“By consent –
1. That the applicant do avail the log books subject of motor vehicles registration number KAB 889Y, Toyota Hiace, and motor vehicle registration number KAB 509M, Toyota Hiace, before the Kenya Revenue Authority’s offices at Kisumu in the presence of both counsel and/or their representatives for verification of the chassis numbers.
2. That a report by the K.R.A. witnessed by both parties be presented to court within 15 days.
3. That the matter be mentioned on 28/7/2008.”
On 28th July, 2008 Mr. Kemo and Mr. Mokua informed the court that they went to K.R.A. offices at Kisumu on 25th July 2008 and did the verification of the chassis numbers but K.R.A was yet to avail its report. The court adjourned the application to 15th September, 2008 and directed that the report be filed by the said date.
The application did not come up until 22nd October, 2008 when Mr. Kemo told the court that the report had not been filed but he had telephoned K.R.A offices at Kisumu. He was told that the report would be faxed to K.R.A offices at Kisii. By consent the application was fixed for mention on 24th October, 2008. Come that date and K.R.A had still not availed any report as ordered. The application was put off to 31st October, 2008 since counsel indicated that they were likely to record a settlement. On 31st October 2008 Mr. Kemo informed the court that they were not in a position to record any settlement. Mr. Mokua stated that since no report had been filed by the K.R.A, the vehicles should be ordered released to his client.
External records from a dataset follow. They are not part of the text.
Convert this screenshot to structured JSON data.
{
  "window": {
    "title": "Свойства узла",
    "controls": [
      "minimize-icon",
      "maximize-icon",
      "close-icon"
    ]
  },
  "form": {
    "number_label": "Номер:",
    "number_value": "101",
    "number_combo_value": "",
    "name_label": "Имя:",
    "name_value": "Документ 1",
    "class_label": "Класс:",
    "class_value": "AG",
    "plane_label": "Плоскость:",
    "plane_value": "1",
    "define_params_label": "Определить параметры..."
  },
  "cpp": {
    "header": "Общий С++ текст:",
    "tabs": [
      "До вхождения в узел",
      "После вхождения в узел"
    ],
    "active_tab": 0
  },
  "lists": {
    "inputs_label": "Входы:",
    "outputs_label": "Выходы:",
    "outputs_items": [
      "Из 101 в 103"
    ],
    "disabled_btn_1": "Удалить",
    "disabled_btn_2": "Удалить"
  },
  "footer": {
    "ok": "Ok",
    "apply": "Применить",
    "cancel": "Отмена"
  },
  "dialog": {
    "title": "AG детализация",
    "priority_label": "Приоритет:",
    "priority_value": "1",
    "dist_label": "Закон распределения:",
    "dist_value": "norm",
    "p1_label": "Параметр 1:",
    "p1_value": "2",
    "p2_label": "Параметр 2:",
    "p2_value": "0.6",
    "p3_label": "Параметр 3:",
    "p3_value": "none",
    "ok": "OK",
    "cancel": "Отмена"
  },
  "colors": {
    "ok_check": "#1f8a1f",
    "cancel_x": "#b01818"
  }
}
From what I have highlighted hereinabove, K.R.A has been in possession of the two motor vehicles since sometimes July, 2006. It is now more than two years since K.R.A seized the vehicles and it has failed to give any satisfactory reason as to why the vehicles cannot be released to the applicant. On 25th July, 2008 the original logbooks of the vehicles were availed to K.R.A. and to date it has not filed any report as agreed by consent. According to the applicant, after the police impounded his motor vehicles, allegedly for some traffic offences, he was ordered to avail all the documents regarding purchase of the vehicles and payment of duty and he did so. For over two years both the police and K.R.A have held the applicant’s motor vehicles unlawfully. I say so because no credible evidence has been produced before court to show that there was any valid reason that could justify seizure of the motor vehicles. If there was any reason for preferring charges against the applicant, that ought to have been done long time ago. Mr. Kemo, Principal State Counsel and Mr. Mokua, advocate for the applicant, were at K.R.A. offices on 25th July, 2008. Mr. Mokua presented the original logbooks and the vehicles were duly inspected in presence of both counsel. Why has K.R.A. refused and/or failed to file any report as ordered?
I am dismayed by the conduct of K.R.A. Office, Kisumu. I order the officer in charge of that office to release to the applicant the two motor vehicles forthwith failing which he will personally be in contempt of court and will be liable to be prosecuted for such contempt. The Attorney General shall bear the costs of this application.
DATED, SIGNED and DELIVERED at KISII this 19th day of November, 2008.
D. K. MUSINGA.
Delivered in the open court in the presence of:
1. Mr. Mokua, for the applicant.
2. Mr. Kemo, Principal State Counsel for the Respondent
D. K. MUSINGA.